LONDON (Reuters) - British Prime Minister David Cameron will on Wednesday set out new laws intended to curb organizations and individuals who promote militant ideologies at home and recruit young people to radical islamist groups abroad.
The legislation will include powers to restrict the activity of those who seek to radicalise young people and who use inflammatory speech in public places. Charities will be subject to greater scrutiny to stop funds being diverted to militant organizations, and the broadcast regulator will be given new powers to act against channels showing extremist content.
Cameron, who won a surprise majority in national elections last week, is expected to tell a meeting of his top security advisers that new laws will be fast-tracked through parliament in the first year of his government.
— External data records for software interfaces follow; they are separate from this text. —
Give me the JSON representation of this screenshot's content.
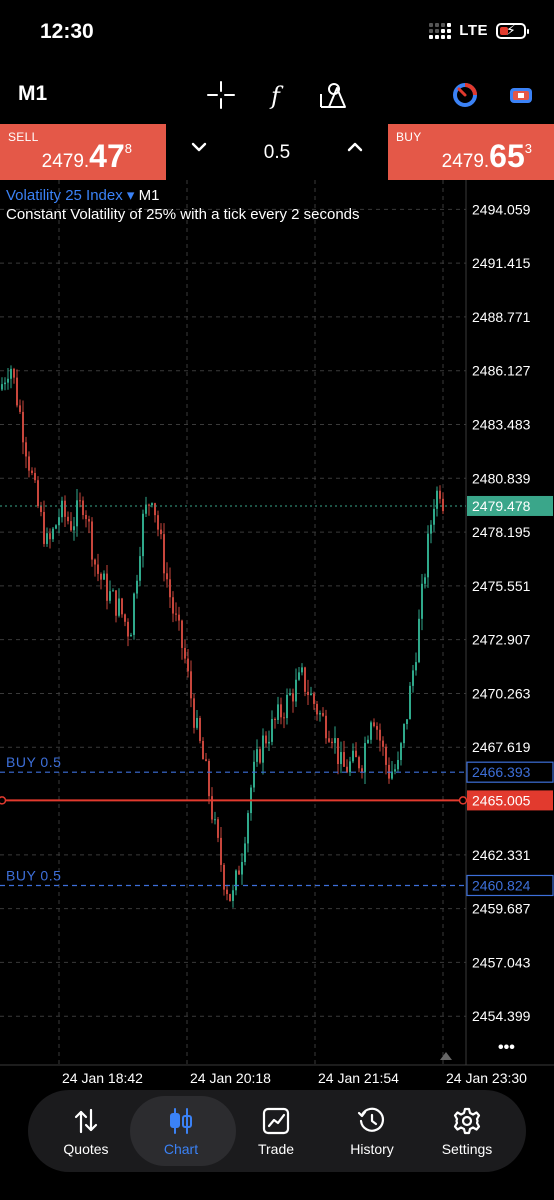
{
  "status": {
    "time": "12:30",
    "network": "LTE"
  },
  "toolbar": {
    "timeframe": "M1"
  },
  "trade": {
    "sell": {
      "label": "SELL",
      "price_main": "2479.",
      "price_big": "47",
      "price_small": "8"
    },
    "buy": {
      "label": "BUY",
      "price_main": "2479.",
      "price_big": "65",
      "price_small": "3"
    },
    "volume": "0.5"
  },
  "chart": {
    "symbol": "Volatility 25 Index",
    "symbol_arrow": "▾",
    "timeframe": "M1",
    "description": "Constant Volatility of 25% with a tick every 2 seconds",
    "price_labels": [
      "2494.059",
      "2491.415",
      "2488.771",
      "2486.127",
      "2483.483",
      "2480.839",
      "2478.195",
      "2475.551",
      "2472.907",
      "2470.263",
      "2467.619",
      "2462.331",
      "2459.687",
      "2457.043",
      "2454.399"
    ],
    "current_price": "2479.478",
    "orders": [
      {
        "label": "BUY 0.5",
        "price": "2466.393"
      },
      {
        "label": "BUY 0.5",
        "price": "2460.824"
      }
    ],
    "stop_price": "2465.005",
    "time_labels": [
      "24 Jan 18:42",
      "24 Jan 20:18",
      "24 Jan 21:54",
      "24 Jan 23:30"
    ],
    "more": "•••",
    "colors": {
      "up": "#2fa98b",
      "down": "#c8463c",
      "order": "#3d6fd9",
      "stop": "#e23a2e",
      "current": "#3aa68a"
    }
  },
  "nav": {
    "items": [
      {
        "label": "Quotes",
        "icon": "quotes-icon"
      },
      {
        "label": "Chart",
        "icon": "chart-icon"
      },
      {
        "label": "Trade",
        "icon": "trade-icon"
      },
      {
        "label": "History",
        "icon": "history-icon"
      },
      {
        "label": "Settings",
        "icon": "settings-icon"
      }
    ],
    "active": "Chart"
  }
}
"Whether they are violent in their means or not, we must make it impossible for the extremists to succeed," Cameron will tell a meeting of his National Security Council, according to extracts released by his office.
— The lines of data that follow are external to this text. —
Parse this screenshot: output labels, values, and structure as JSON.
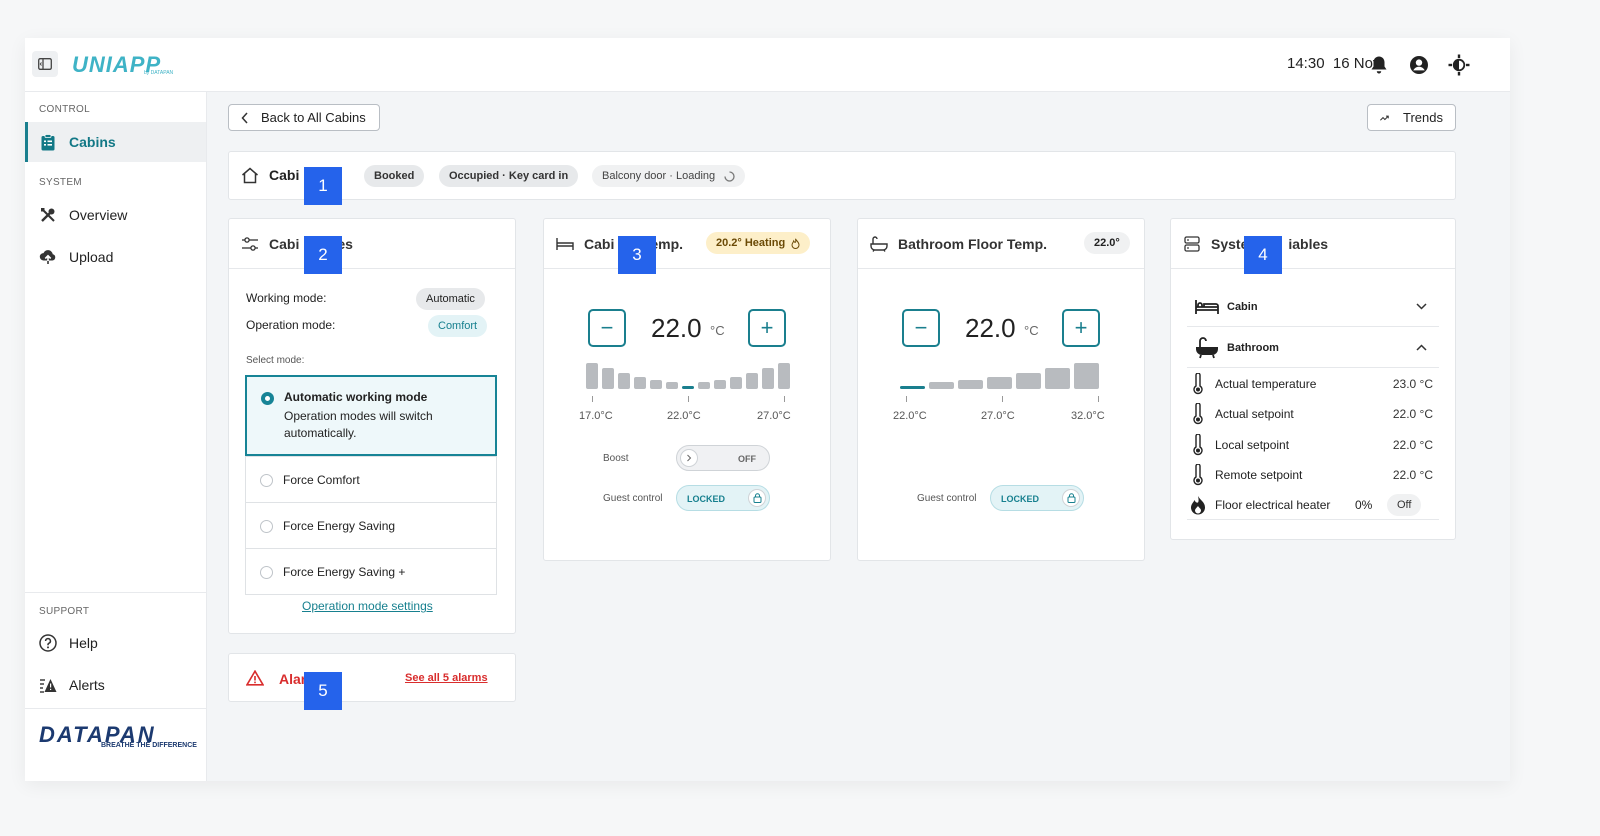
{
  "topbar": {
    "logo_text": "UNIAPP",
    "logo_sub": "by DATAPAN",
    "time": "14:30",
    "date": "16 Nov"
  },
  "sidebar": {
    "section_control": "CONTROL",
    "section_system": "SYSTEM",
    "section_support": "SUPPORT",
    "items": [
      {
        "label": "Cabins",
        "icon": "clipboard-icon",
        "active": true
      },
      {
        "label": "Overview",
        "icon": "tools-icon"
      },
      {
        "label": "Upload",
        "icon": "cloud-upload-icon"
      },
      {
        "label": "Help",
        "icon": "help-circle-icon"
      },
      {
        "label": "Alerts",
        "icon": "alerts-icon"
      }
    ],
    "footer_logo": "DATAPAN",
    "footer_tagline": "BREATHE THE DIFFERENCE"
  },
  "header": {
    "back_label": "Back to All Cabins",
    "trends_label": "Trends"
  },
  "status_bar": {
    "title": "Cabi",
    "pills": [
      "Booked",
      "Occupied · Key card in",
      "Balcony door · Loading"
    ]
  },
  "modes_card": {
    "title": "Cabi",
    "title_suffix": "es",
    "working_mode_label": "Working mode:",
    "working_mode_value": "Automatic",
    "operation_mode_label": "Operation mode:",
    "operation_mode_value": "Comfort",
    "select_label": "Select mode:",
    "options": [
      {
        "label": "Automatic working mode",
        "desc": "Operation modes will switch automatically.",
        "selected": true
      },
      {
        "label": "Force Comfort"
      },
      {
        "label": "Force Energy Saving"
      },
      {
        "label": "Force Energy Saving +"
      }
    ],
    "settings_link": "Operation mode settings"
  },
  "alarms_card": {
    "title": "Alar",
    "link": "See all 5 alarms"
  },
  "cabin_temp": {
    "title": "Cabi",
    "title_suffix": "emp.",
    "badge": "20.2° Heating",
    "value": "22.0",
    "unit": "°C",
    "scale_min": "17.0°C",
    "scale_mid": "22.0°C",
    "scale_max": "27.0°C",
    "bar_levels": [
      1.0,
      0.8,
      0.6,
      0.45,
      0.35,
      0.25,
      0.15,
      0.25,
      0.35,
      0.45,
      0.6,
      0.8,
      1.0
    ],
    "current_index": 6,
    "boost_label": "Boost",
    "boost_state": "OFF",
    "guest_label": "Guest control",
    "guest_state": "LOCKED"
  },
  "bathroom_temp": {
    "title": "Bathroom Floor Temp.",
    "badge": "22.0°",
    "value": "22.0",
    "unit": "°C",
    "scale_min": "22.0°C",
    "scale_mid": "27.0°C",
    "scale_max": "32.0°C",
    "bar_levels": [
      0.15,
      0.25,
      0.35,
      0.45,
      0.6,
      0.8,
      1.0
    ],
    "current_index": 0,
    "guest_label": "Guest control",
    "guest_state": "LOCKED"
  },
  "sysvars": {
    "title": "Syste",
    "title_suffix": "iables",
    "sections": [
      {
        "label": "Cabin",
        "expanded": false
      },
      {
        "label": "Bathroom",
        "expanded": true
      }
    ],
    "rows": [
      {
        "label": "Actual temperature",
        "value": "23.0 °C"
      },
      {
        "label": "Actual setpoint",
        "value": "22.0 °C"
      },
      {
        "label": "Local setpoint",
        "value": "22.0 °C"
      },
      {
        "label": "Remote setpoint",
        "value": "22.0 °C"
      }
    ],
    "heater_label": "Floor electrical heater",
    "heater_percent": "0%",
    "heater_state": "Off"
  },
  "markers": [
    "1",
    "2",
    "3",
    "4",
    "5"
  ],
  "colors": {
    "accent": "#1a7f8e",
    "alarm": "#d92d2d",
    "marker": "#2563eb"
  }
}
The need to tackle radicalism in Britain has been underlined by the flow of hundreds of Britons to join Islamic State militants in Iraq and Syria - most notably Kuwaiti-born Londoner Mohammed Emwazi, who has appeared in videos showing the beheading of Western hostages.
"For too long, we have been a passively tolerant society, saying to our citizens: as long as you obey the law, we will leave you alone," Cameron will say. "This government will conclusively turn the page on this failed approach."
Reporting by William James; editing by Ralph Boulton